> **TASK ITEM**: Each line in the data holding "Lookup" should be listed.

> **SOURCE RECORDS**:
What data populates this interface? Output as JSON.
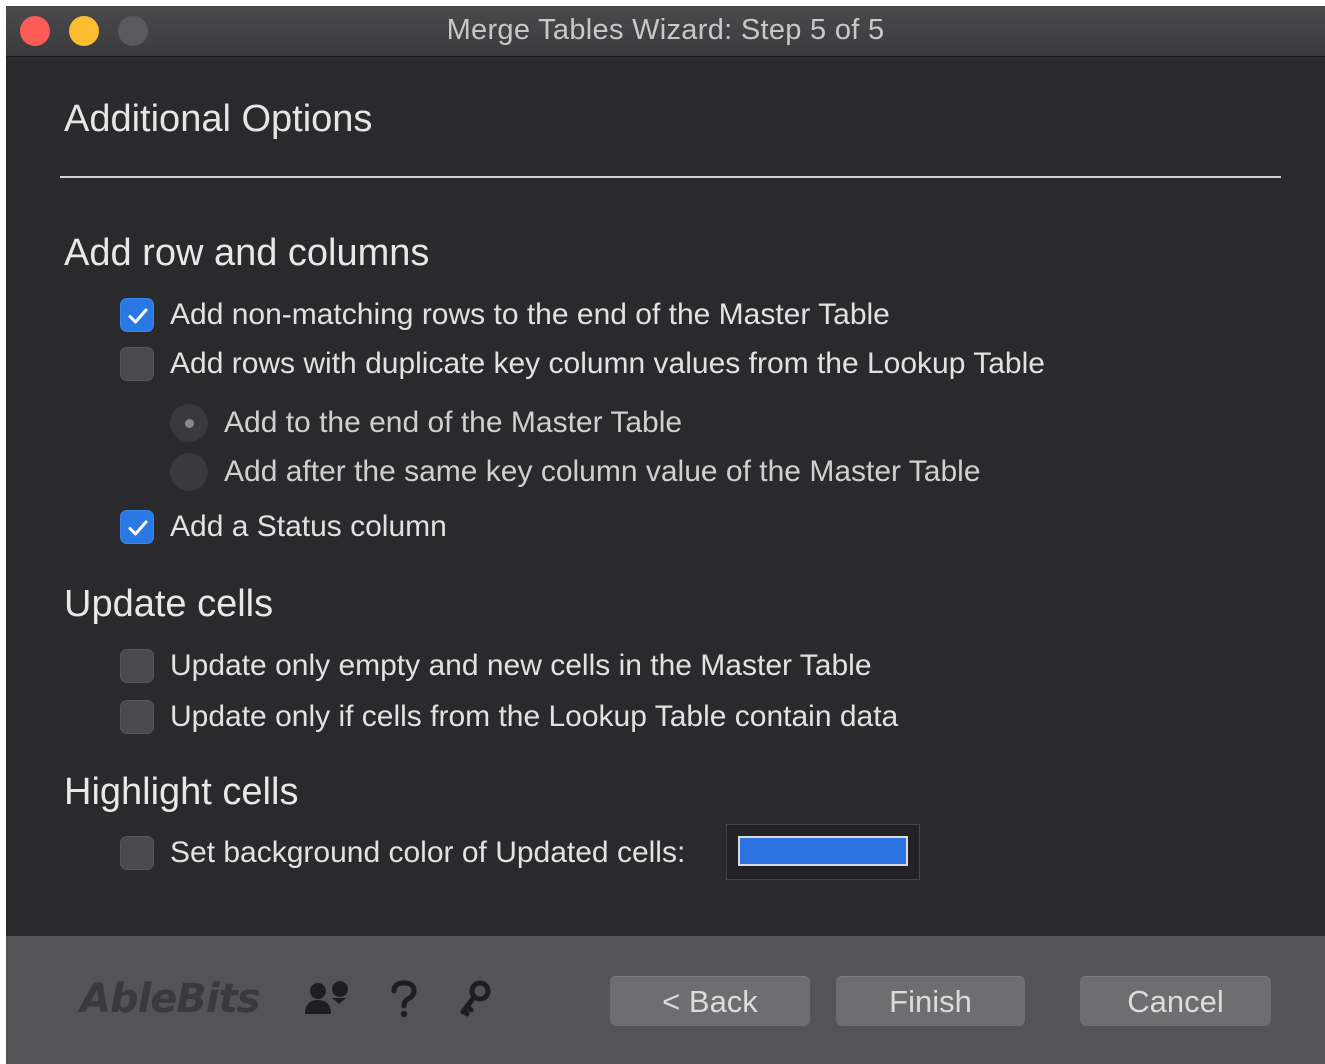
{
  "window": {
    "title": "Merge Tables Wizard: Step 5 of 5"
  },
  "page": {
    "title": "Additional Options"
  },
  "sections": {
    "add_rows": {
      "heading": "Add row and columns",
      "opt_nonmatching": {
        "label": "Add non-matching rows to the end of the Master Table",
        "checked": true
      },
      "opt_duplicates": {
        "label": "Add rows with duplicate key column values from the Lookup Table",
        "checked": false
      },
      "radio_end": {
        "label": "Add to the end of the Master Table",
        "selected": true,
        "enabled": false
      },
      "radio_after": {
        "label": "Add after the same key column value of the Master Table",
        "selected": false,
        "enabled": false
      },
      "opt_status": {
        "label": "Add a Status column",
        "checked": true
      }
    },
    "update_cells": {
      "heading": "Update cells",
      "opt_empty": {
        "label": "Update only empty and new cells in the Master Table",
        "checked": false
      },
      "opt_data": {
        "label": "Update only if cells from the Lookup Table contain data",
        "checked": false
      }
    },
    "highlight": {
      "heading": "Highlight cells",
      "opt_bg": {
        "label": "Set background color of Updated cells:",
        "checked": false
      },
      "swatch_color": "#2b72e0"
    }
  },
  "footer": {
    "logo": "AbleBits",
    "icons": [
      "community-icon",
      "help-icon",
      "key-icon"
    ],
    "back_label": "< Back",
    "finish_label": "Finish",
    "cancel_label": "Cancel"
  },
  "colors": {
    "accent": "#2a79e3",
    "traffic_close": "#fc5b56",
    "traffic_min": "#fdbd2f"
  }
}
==
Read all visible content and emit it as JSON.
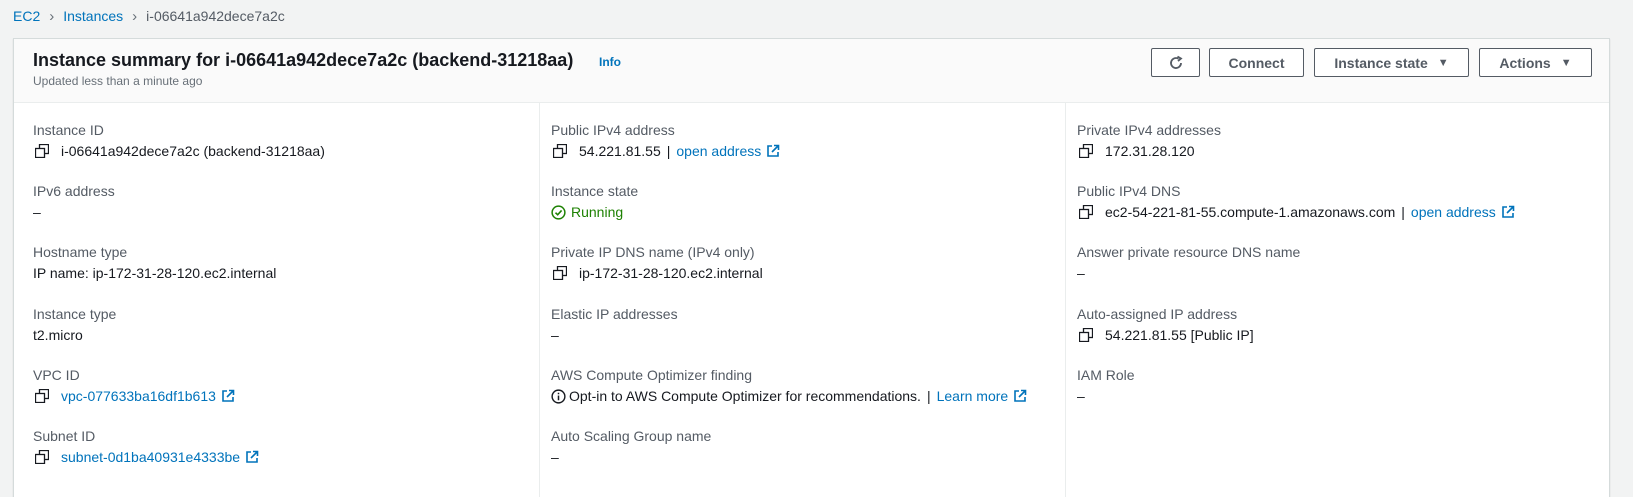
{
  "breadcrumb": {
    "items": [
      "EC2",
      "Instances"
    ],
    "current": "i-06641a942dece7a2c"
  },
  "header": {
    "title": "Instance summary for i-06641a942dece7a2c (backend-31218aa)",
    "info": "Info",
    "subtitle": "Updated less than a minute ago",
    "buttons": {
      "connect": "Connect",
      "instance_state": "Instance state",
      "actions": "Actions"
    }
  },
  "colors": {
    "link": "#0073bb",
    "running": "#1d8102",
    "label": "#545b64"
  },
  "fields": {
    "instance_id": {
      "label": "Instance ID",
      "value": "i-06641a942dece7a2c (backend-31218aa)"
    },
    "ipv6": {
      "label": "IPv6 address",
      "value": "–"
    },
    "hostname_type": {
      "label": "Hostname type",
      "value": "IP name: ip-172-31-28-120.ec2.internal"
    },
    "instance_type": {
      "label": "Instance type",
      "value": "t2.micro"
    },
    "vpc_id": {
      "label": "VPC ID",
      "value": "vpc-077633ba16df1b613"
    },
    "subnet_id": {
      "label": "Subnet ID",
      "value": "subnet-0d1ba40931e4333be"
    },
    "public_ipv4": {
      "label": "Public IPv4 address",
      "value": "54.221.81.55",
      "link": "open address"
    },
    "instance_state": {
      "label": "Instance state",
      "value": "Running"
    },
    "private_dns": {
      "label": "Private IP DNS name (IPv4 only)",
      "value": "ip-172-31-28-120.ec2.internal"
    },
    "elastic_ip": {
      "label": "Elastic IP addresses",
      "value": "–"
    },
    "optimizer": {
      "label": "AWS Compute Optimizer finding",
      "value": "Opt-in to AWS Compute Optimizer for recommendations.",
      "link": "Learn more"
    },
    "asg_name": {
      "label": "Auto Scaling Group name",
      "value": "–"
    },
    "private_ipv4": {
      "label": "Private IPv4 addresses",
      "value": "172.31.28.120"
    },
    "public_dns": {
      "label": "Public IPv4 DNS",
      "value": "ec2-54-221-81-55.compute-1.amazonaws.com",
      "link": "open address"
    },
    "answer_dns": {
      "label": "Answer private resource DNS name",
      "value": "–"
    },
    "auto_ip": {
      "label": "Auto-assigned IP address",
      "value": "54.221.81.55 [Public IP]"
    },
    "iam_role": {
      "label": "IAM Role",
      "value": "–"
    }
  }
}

> **PROBLEM SOLUTION**:
        "label": "Add rows with duplicate key column values from the Lookup Table",
        "label": "Update only if cells from the Lookup Table contain data",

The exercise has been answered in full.